Summit County's most-lived-in place seeks its civic soul.
Little-known fact: of the 4,749 people who own or rent a home in Breckenridge, only 30 percent are permanent residents. Yet at the other end of the Blue River Parkway, just the opposite is true: 70 percent of Silverthorne’s population (4,271 as of 2014) lives there year-round.
The distinctions hardly end there. As it transits Breckenridge, the parkway morphs into Main Street, a handsomely landscaped boulevard alive with the pedestrians. cozy cafés, and spendy boutiques that define downtown Breck. In Silverthorne, it’s State Highway 9, a commercial strip anchored by outlet malls, auto dealerships, and big-box stores that cleaves the community in two, with a ratio of pedestrians to automobile traffic roughly equivalent to that of Canadian lynx to Front Range skiers on Peak 6.

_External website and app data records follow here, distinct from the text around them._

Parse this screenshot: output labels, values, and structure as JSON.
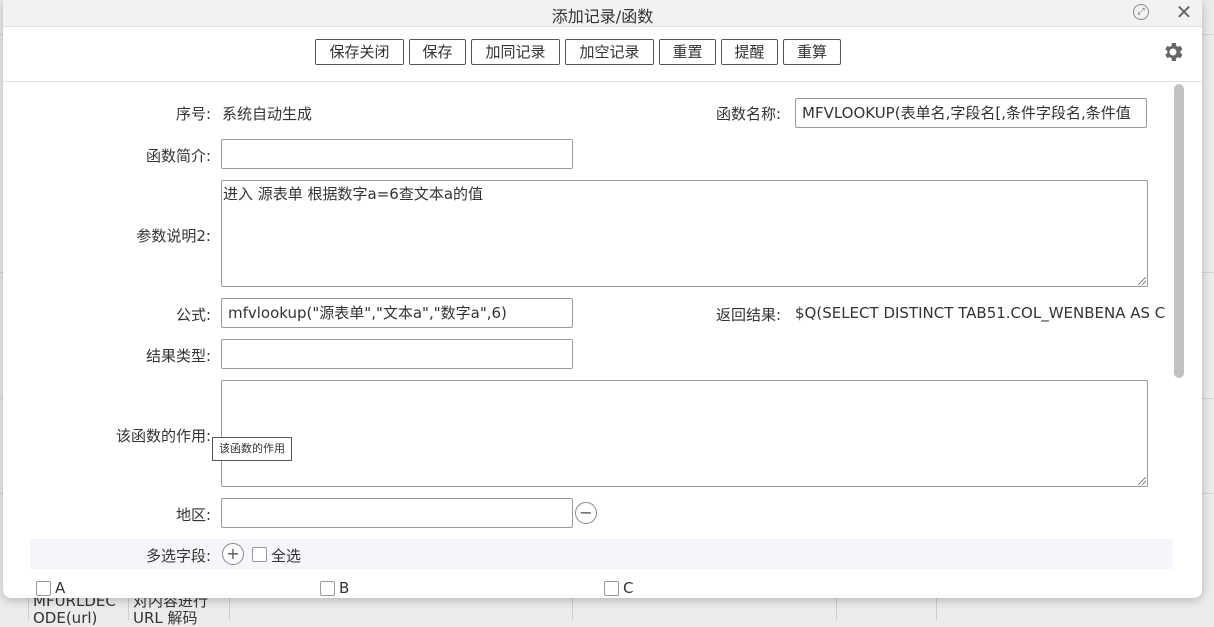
{
  "dialog": {
    "title": "添加记录/函数"
  },
  "toolbar": {
    "buttons": [
      "保存关闭",
      "保存",
      "加同记录",
      "加空记录",
      "重置",
      "提醒",
      "重算"
    ]
  },
  "form": {
    "seq_label": "序号:",
    "seq_value": "系统自动生成",
    "func_name_label": "函数名称:",
    "func_name_value": "MFVLOOKUP(表单名,字段名[,条件字段名,条件值",
    "intro_label": "函数简介:",
    "intro_value": "",
    "param_label": "参数说明2:",
    "param_value": "进入 源表单 根据数字a=6查文本a的值",
    "formula_label": "公式:",
    "formula_value": "mfvlookup(\"源表单\",\"文本a\",\"数字a\",6)",
    "result_label": "返回结果:",
    "result_value": "$Q(SELECT DISTINCT TAB51.COL_WENBENA AS C",
    "result_type_label": "结果类型:",
    "result_type_value": "",
    "purpose_label": "该函数的作用:",
    "purpose_value": "",
    "purpose_tooltip": "该函数的作用",
    "region_label": "地区:",
    "region_value": "",
    "multi_label": "多选字段:",
    "select_all_label": "全选",
    "options": [
      "A",
      "B",
      "C"
    ]
  },
  "background": {
    "cells": [
      "MFURLDEC",
      "ODE(url)",
      "对内容进行",
      "URL 解码"
    ]
  }
}
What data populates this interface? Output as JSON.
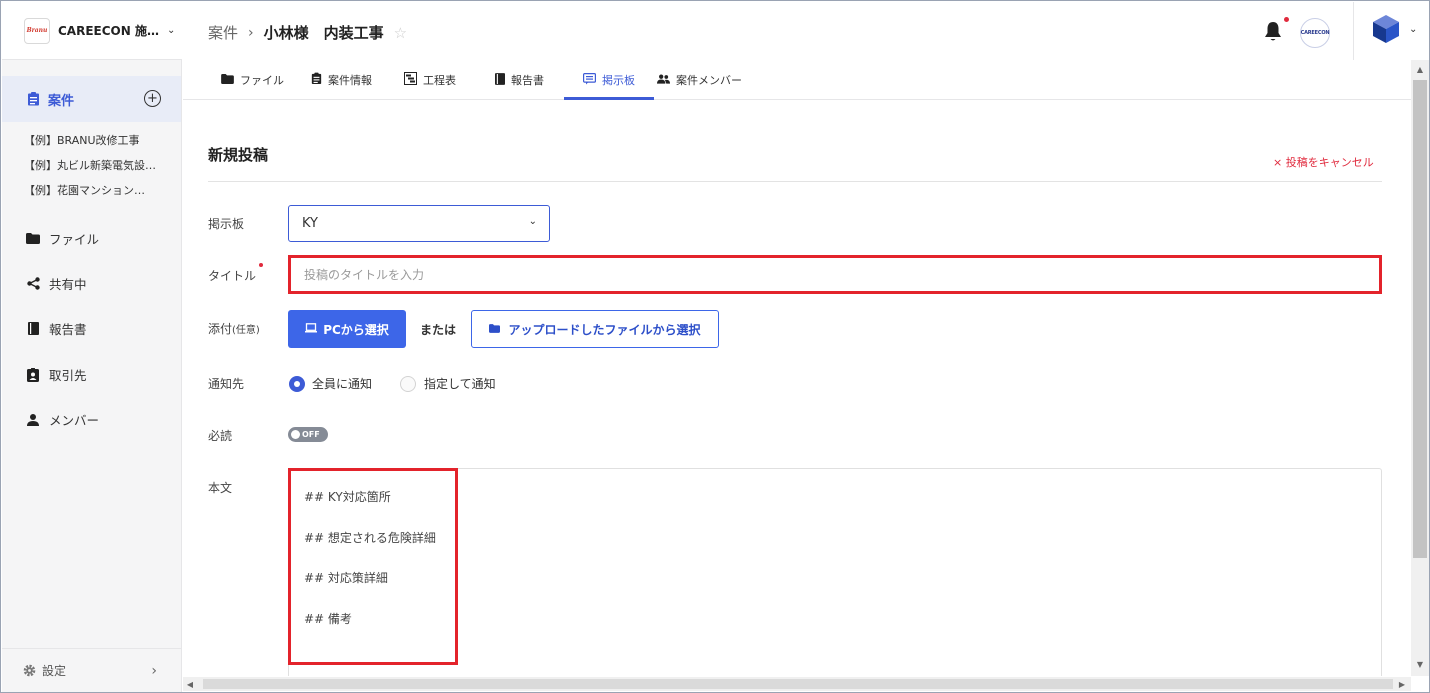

But that’s all about to change. Just before Thanksgiving, as storm after storm blanketed the county, excavators began digging into an earthen berm at Fourth Street and Highway 9, relocating a water line for a yet-to-be-named town center redevelopment that Silverthorne’s council approved in 2014. It’s scheduled to finally (and officially) break ground in the spring.
“We have fantastic parks and destination retail that’s very attractive, but what we’re lacking is a sense of place,” explains Joanne Cook, Silverthorne’s recreation and culture director. “Our residents want somewhere where they can gather, to linger and just hang out. … We also want to incorporate arts and culture and give people an elevated experience, something that challenges us and makes us feel like this place is our home.”
Filling that role will be an $8.5 million, 17,000 square-foot Center for the Arts, which, come spring, will begin to sprout next door to the Silverthorne Pavilion, the 12,000-square-foot music and dance hall on the banks of the Blue River at Fourth Street. At the epicenter of Silverthorne’s nascent Town Core development—a pedestrian-oriented nexus of shops, cafés, and residences running north to south along Highway 9—the Center of the Arts will be the new home to Lake Dillon Theatre Company. When its move is complete in 2017, the theater group will quintuple the size of its current cramped quarters across the Interstate, where each season limited seating and sold-out performances leave as many as 1,500 patrons out in the cold.
Then there’s culture in the most literal sense of the word—as in yeast. Just across the parkway at Fifth and Adams, Silverthorne residents A.J. and Darcy Brinckerhoff will break ground in spring on the core’s first commercial business, Angry James Brewing. When the taps start flowing next summer or fall, Angry James will be the community’s second brewpub after Baker’s Brewery, which Dillon Dam Brewery’s former brewmaster opened on the Town Core periphery this past March. With two other brewpubs nearby in Dillon and another in Frisco (Backcountry, where A.J. currently works as a brewer), the Brinckerhoffs hope Angry James will provide the critical mass Silverthorne needs to become a destination for craft beer aficionados, as well as become a home-away-from-home for locals thirsting for connection.
“It goes beyond bricks and mortar,” says Darcy Brinckerhoff, an Avon accountant. “Some brewers refer to pubs as the third place, and I really like that. It’s where you go to see people and gather with friends, and hopefully have a beer or two.”
In other words, a public house: the heart of Silverthorne’s new civic core.